You’ve all heard the hubbabaloo by now going on in Indiana where Governor Mike Pence signed-in private I might add-the Religious Freedom Restoration Act which effectively allows businesses and vendors to not serve people if it violates their…<cough>…religious convictions.
Great. Because we have so many examples in the Scriptures of Jesus not serving people because of their sexual orientation, occupation, reputation, and (insert favorite reason to dislike people here).
So many examples.
So many, that I’m not sure how to choose from the examples.
Like that woman at the well who had so many husb…oh wait, scratch that.
Like that woman about to get stoned because she was adulter…oh wait, not that one.
Like that man, the short tax collector who was cheating people, his name started with a Z…oh wait, nope.
Well, at least there is that traitor Judas, right? At least Jesus puts him in his place, right?
Except that right before Judas betrays Jesus, Jesus kneels before him and washes his feet. Right before he sells Jesus for profit, Jesus lovingly takes his heel, douses him with water, and scrubs the dirt right off his sole.
…see what I did there?
Lexicon it. Jesus doesn’t refuse service. Even the Gentile woman in Mark’s gospel gets a piece of Jesus’ love, despite Jesus’ initial protests.
So tell me, Indiana legislators, lobbyists, and general public who might support such drivel, where you get the idea that this somehow restores religious freedom. Because I don’t think you’ve read your Bibles.
I really don’t.
Because if you read your Bibles, if you read the story of Jesus instead of the soundbites of crazy, profit-hungry, TV preachers, and bigoted, rapture-awaiting, crazy folks who pretend to be pastors/messiahs/prophets, but are nothing more than charlatans or hustlers, you might realize that to Jesus religious freedom actually means that you are not free to do whatever you want.

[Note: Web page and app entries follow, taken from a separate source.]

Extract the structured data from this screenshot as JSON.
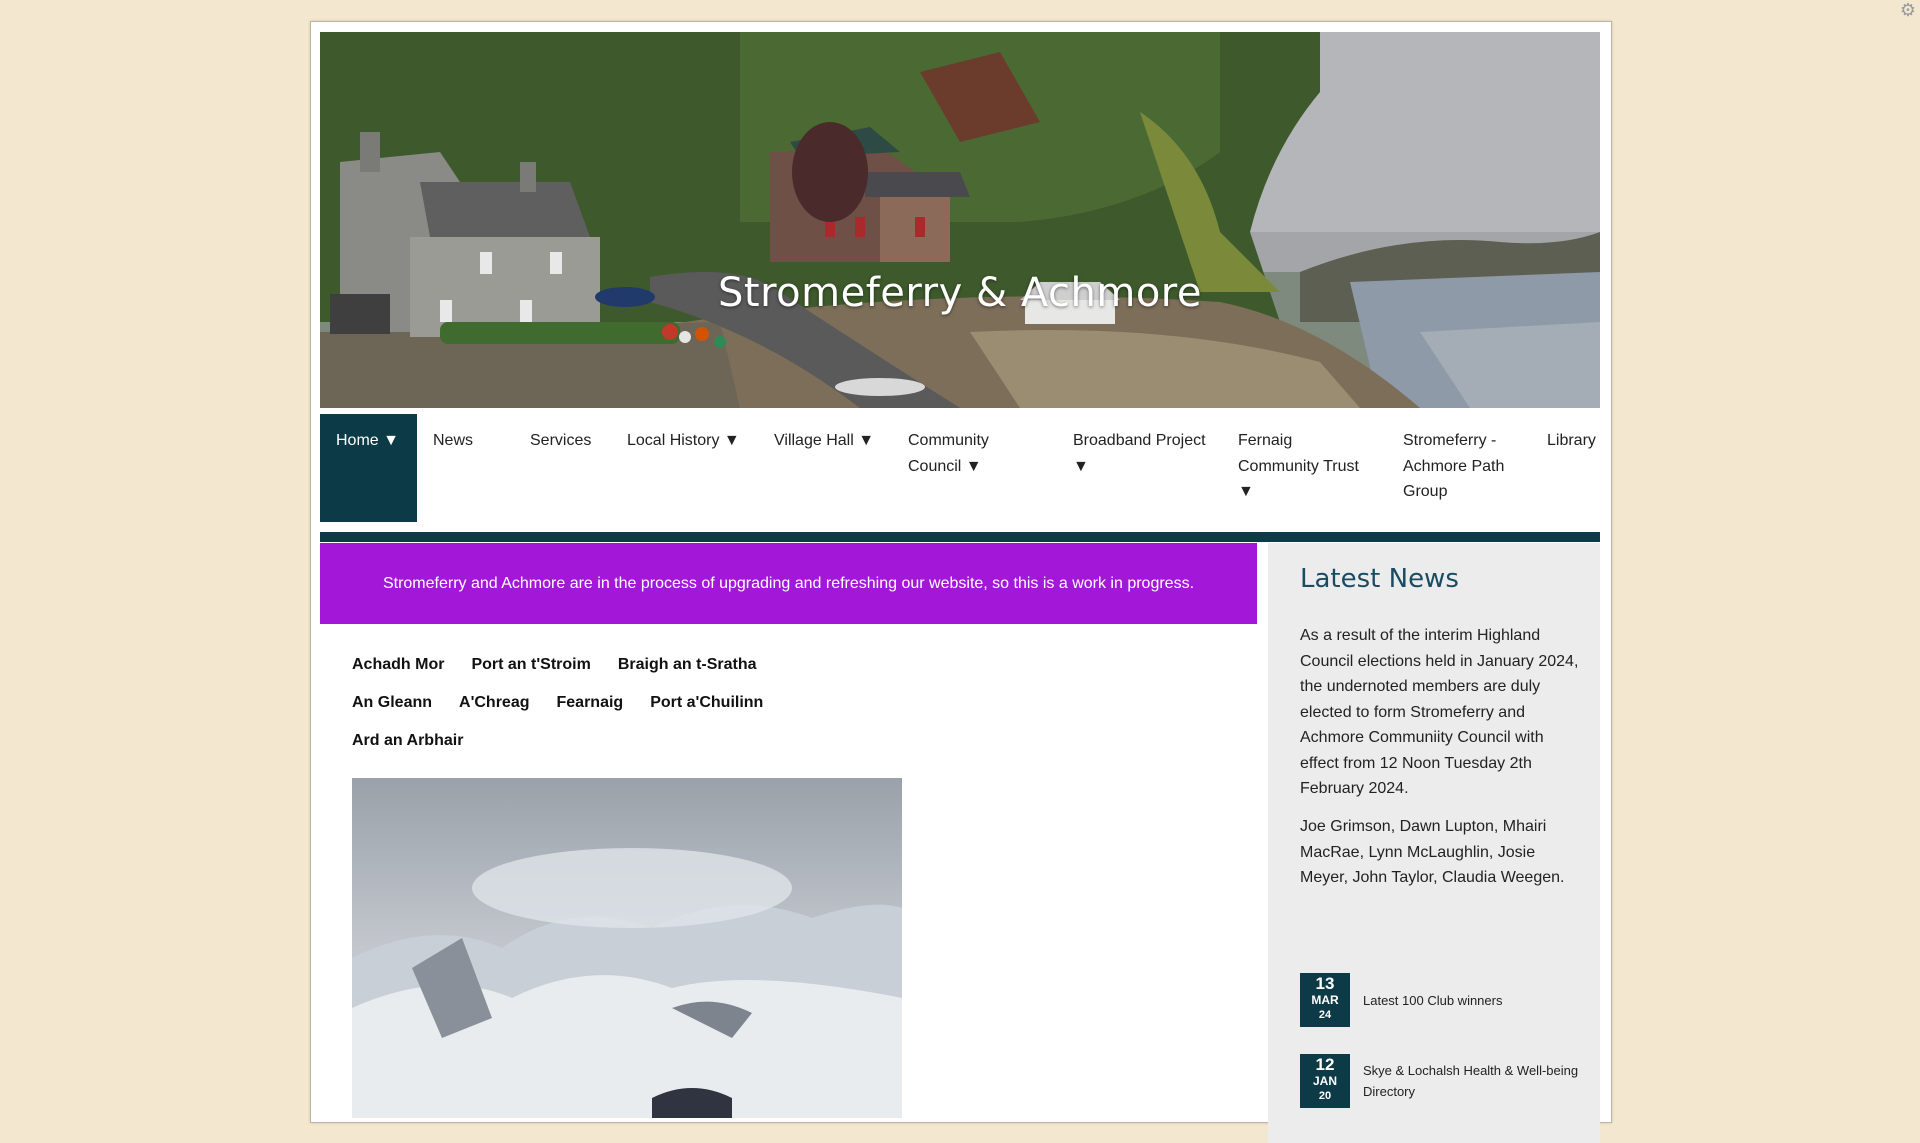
{
  "site": {
    "title": "Stromeferry & Achmore",
    "corner_icon": "settings-icon"
  },
  "nav": {
    "items": [
      {
        "label": "Home ▼"
      },
      {
        "label": "News"
      },
      {
        "label": "Services"
      },
      {
        "label": "Local History ▼"
      },
      {
        "label": "Village Hall ▼"
      },
      {
        "label": "Community Council ▼"
      },
      {
        "label": "Broadband Project ▼"
      },
      {
        "label": "Fernaig Community Trust ▼"
      },
      {
        "label": "Stromeferry - Achmore Path Group"
      },
      {
        "label": "Library"
      }
    ]
  },
  "banner": {
    "text": "Stromeferry and Achmore are in the process of upgrading and refreshing our website, so this is a work in progress."
  },
  "places": {
    "row1": [
      "Achadh Mor",
      "Port an t'Stroim",
      "Braigh an t-Sratha"
    ],
    "row2": [
      "An Gleann",
      "A'Chreag",
      "Fearnaig",
      "Port a'Chuilinn"
    ],
    "row3": [
      "Ard an Arbhair"
    ]
  },
  "sidebar": {
    "heading": "Latest News",
    "para1": "As a result of the interim Highland Council elections held in January 2024, the undernoted members are duly elected to form Stromeferry and Achmore Communiity Council with effect from 12 Noon Tuesday 2th February 2024.",
    "para2": "Joe Grimson, Dawn Lupton, Mhairi MacRae, Lynn McLaughlin, Josie Meyer, John Taylor, Claudia Weegen.",
    "news": [
      {
        "day": "13",
        "month": "MAR",
        "year": "24",
        "title": "Latest 100 Club winners"
      },
      {
        "day": "12",
        "month": "JAN",
        "year": "20",
        "title": "Skye & Lochalsh Health & Well-being Directory"
      }
    ]
  },
  "colors": {
    "background": "#f3e8cf",
    "nav_active": "#0c3a47",
    "banner": "#a318d8",
    "sidebar_heading": "#1b4b62"
  }
}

My patron saint (no, not Jimmy Buffett…he’s my muse), the Blessed Martin Luther says it this way, “A Christian is absolutely free; subject to no one. A Christian is absolutely bound, servant of all.”
Another way to think about that is to recall Jesus’ call for us to be yoked to God. That yoke is “light.” When we bind ourselves to God, our yoked-ness is light.
Because being yoked to God actually takes away your choice.
This was something that Christopher Hitchens actually got right in his books. He took umbrage with the idea that we must, as Christ followers (and Torah followers), love our enemies. It was the height of forced-abuse, he thought (for more on this read his God is Not Great).
So I call on all Christians in Indiana to actually do what this bill, in title at least, claims to do: restore your religious freedom. Restore the yoke of God to yourself, because if you refuse service to someone for any reason that may be part of an “ism,” you’ve sloughed off the yoke.
But woe to you liberals, too (no one gets out of this one unmarked).
I hear your calls to boycott legislators from your businesses. I hear your cries of anger, and your threats to not serve supporters of this act in your establishments.
To you, again, I encourage a close reading of Scripture. Because Jesus actually has said something about this. In Matthew 18 Jesus instructs Christians on how to deal with those who sin.
And I gotta tell you, I think this law is an example of sin in this world.
What do you do? You talk to them. I know many have done that already.
And if they don’t listen, you take another with you so there is a witness.
I think we’ve all witnessed this step…
And if they still don’t listen, you bring in the church leaders. And for us in the ELCA, this has already happened, too.
And if they still won’t listen, you “treat them as you would a Gentile or a tax collector.”
And this is the moment when you think you’re given permission to stick it to The Man.
Except, when you look at how Jesus treated Gentiles and tax collectors (see references above), you realize that, unfortunately for our egos and sense of justice, we are servant here, too. We do not boycott them from our eateries and services. We do not block them off from our handshakes and welcome. We may not re-elect some of the legislators, but we in no way get to marginalize them.
See, this following Jesus thing is pretty tough. This yoke is light in that it takes away my choice. But it is pretty heavy on my ego and my own sense of retaliation…
Ugh. This mess in Indiana makes me a reluctant Christian. And then Jesus’ own advice on what I’m supposed to do makes me reluctant, too, because it’s not what I want to do.
So, what should Christians in Indiana do in response to the Religious Freedom Restoration Act? Speak out; yes. Be active; sure.
But also eat with those who you consider your enemies. Bless those who persecute, because in doing so you show them a love that they are unwilling to give and to receive.
Your anger is justified. But your discrimination is not. None is.